Some colts get schooled, and some of them go to grad school. Frac Daddy is one such colt, and there's a reason for it.
He's become a familiar face to Gulfstream Park Paddock Judge George Berry during the past couple of weeks, schooling almost daily in the paddock and walking ring.
Frac Daddy badly grabbed a quarter during the Grade III Holy Bull, but before the race he acted up in the post parade and while loading into the gate, something that didn't go unnoticed by trainer Ken McPeek.
“He did not act well at all in the post parade. He was fine in the paddock, but when he got on the race track, he did not handle it at all,” McPeek said. “He was looking at the crowd, and he seemed distracted. I never had that at all before.”
Frac Daddy's grad school has been going well, according to the trainer.
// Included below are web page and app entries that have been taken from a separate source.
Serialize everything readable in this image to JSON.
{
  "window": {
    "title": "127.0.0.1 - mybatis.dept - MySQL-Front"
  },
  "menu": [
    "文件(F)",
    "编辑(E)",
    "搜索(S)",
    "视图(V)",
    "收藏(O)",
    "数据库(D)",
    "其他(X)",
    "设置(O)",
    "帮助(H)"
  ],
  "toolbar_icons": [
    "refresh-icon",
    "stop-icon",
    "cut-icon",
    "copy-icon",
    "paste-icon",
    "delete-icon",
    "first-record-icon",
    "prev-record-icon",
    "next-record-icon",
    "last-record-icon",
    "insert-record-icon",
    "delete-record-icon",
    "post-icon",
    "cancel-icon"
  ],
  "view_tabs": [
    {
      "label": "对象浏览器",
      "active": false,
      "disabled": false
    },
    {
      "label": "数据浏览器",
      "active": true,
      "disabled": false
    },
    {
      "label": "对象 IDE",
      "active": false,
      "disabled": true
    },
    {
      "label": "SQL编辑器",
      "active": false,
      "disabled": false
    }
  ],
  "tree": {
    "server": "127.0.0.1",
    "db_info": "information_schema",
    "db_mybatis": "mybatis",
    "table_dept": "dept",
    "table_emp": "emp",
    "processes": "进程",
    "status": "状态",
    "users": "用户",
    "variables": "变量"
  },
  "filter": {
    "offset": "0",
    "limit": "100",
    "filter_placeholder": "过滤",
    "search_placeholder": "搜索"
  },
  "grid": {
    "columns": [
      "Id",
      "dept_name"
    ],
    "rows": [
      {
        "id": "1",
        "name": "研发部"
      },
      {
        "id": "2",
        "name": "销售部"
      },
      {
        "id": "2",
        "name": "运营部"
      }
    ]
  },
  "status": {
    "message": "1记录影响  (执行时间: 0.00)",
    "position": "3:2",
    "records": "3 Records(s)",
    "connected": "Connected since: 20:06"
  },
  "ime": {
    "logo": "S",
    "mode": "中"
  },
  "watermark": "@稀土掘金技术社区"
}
“He’s doing great right now. I couldn’t get him better,” McPeek said. “If he’s good enough, great. If he’s not, it won’t be our fault because we’ve hit all the details.
Prior to the Holy Bull, Frac Daddy showed talent, finishing second behind Indy’s Illusion in his debut on a muddy track at Belmont Park and breaking his maiden by nearly 10 lengths at Churchill Downs. He finished a close-up second behind Uncaptured in the Grade II Kentucky Jockey Club.
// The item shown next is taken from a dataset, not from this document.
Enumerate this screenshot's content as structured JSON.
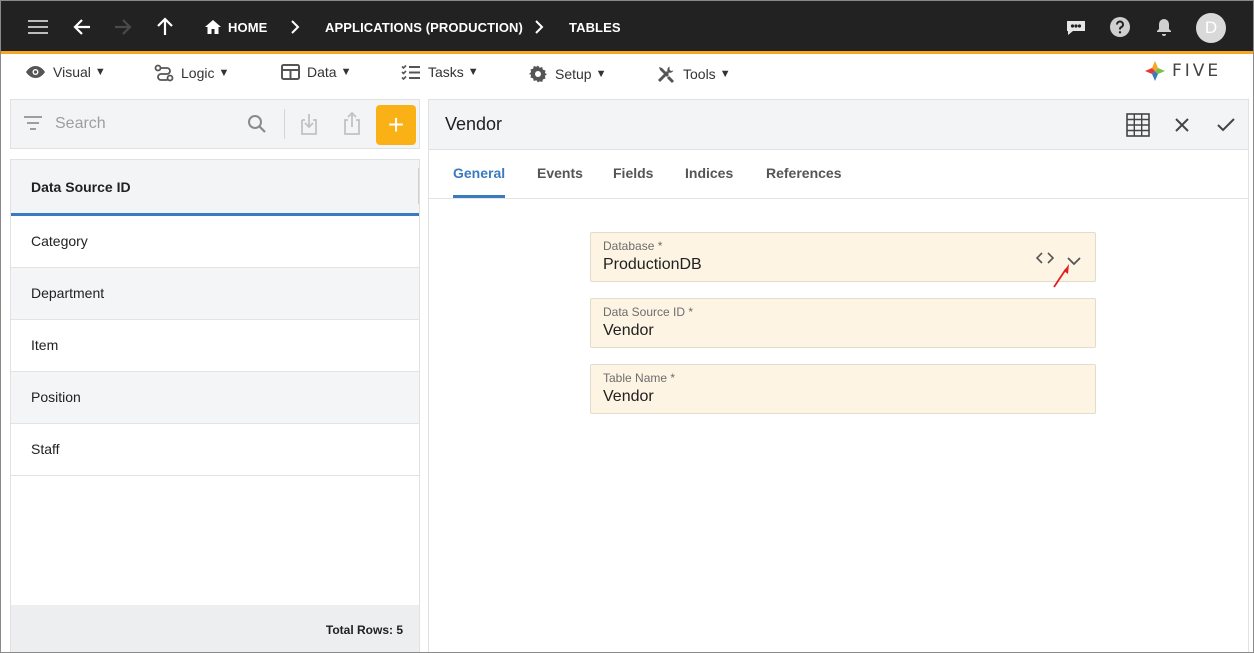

“If I was down on this colt, I’d be running him in an allowance race,” McPeek said. “He’s a nice horse, and I think he deserves a shot. His race in the Kentucky Jockey Club showed that he has graded-stakes talent. He showed his immaturity in his first race of the year. Let’s hope he’s matured at this stage. I think he’ll be fine.”
Edited Gulfstream Park release